• **Action item**: Where a line of the data holds the word "loyalty", copy that line.

• **Data for this exercise**:
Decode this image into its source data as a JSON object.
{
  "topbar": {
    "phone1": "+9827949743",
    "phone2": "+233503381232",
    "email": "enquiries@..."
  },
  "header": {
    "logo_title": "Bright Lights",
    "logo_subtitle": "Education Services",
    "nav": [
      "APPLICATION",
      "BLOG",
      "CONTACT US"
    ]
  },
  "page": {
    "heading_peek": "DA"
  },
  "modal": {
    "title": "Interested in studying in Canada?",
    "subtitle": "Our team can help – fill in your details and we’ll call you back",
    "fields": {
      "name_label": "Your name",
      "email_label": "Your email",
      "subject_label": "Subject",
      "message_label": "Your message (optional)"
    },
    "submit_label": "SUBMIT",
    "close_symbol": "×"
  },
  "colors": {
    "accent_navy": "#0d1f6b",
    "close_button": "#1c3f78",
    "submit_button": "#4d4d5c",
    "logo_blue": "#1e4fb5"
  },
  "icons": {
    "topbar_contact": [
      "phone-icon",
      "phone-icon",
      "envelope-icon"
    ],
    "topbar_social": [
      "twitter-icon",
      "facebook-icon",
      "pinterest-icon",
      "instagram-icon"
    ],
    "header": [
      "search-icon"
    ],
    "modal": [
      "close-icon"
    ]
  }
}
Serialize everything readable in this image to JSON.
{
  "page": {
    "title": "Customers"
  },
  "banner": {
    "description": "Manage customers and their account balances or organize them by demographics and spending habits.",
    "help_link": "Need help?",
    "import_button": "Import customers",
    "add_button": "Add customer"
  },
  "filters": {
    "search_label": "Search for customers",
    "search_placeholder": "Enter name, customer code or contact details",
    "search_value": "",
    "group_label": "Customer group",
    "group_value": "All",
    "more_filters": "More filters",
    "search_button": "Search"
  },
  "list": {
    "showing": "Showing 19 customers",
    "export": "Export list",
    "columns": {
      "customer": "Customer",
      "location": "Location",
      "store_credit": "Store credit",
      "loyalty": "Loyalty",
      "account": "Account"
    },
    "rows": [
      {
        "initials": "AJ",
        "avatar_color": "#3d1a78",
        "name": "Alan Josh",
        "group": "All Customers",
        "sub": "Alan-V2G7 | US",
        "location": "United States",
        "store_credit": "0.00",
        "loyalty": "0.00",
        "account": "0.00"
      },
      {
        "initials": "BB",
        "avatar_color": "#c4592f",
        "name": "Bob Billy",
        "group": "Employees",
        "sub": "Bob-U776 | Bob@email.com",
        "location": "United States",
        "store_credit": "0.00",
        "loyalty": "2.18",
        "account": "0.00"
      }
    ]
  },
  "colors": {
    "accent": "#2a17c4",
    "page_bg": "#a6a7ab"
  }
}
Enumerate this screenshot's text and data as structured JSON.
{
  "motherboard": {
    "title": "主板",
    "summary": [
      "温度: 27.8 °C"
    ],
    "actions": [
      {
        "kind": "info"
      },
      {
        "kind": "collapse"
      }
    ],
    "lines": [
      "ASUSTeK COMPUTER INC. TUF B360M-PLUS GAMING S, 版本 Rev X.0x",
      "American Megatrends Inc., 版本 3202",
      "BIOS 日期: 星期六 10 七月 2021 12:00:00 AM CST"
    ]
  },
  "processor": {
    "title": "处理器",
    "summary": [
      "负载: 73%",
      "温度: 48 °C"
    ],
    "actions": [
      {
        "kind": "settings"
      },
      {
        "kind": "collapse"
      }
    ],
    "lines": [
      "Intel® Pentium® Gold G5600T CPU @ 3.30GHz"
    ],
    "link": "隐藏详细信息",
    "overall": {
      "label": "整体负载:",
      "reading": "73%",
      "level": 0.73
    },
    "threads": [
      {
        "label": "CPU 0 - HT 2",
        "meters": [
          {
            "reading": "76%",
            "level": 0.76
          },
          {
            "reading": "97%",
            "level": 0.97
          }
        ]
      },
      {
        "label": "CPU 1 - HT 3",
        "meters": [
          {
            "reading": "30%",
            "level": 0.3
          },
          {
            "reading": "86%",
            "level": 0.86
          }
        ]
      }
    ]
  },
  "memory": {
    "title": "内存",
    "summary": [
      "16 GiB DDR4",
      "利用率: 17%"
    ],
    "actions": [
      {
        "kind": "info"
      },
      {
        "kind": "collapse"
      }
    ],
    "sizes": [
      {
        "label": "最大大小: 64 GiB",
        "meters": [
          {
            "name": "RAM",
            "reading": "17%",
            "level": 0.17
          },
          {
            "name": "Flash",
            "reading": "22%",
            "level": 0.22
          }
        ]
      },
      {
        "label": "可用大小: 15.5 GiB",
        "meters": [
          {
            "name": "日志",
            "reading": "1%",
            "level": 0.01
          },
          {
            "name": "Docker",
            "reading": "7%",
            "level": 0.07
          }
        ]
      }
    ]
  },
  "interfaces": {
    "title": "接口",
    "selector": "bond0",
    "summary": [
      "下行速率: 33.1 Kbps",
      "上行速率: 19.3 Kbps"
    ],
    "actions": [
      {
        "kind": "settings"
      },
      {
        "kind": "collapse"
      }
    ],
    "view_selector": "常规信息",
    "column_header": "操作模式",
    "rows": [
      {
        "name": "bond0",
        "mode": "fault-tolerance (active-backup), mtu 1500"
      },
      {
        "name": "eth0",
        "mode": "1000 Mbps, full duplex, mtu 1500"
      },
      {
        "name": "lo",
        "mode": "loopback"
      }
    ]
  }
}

• **Exercise result**:
      "loyalty": "Loyalty",
        "loyalty": "0.00",
        "loyalty": "2.18",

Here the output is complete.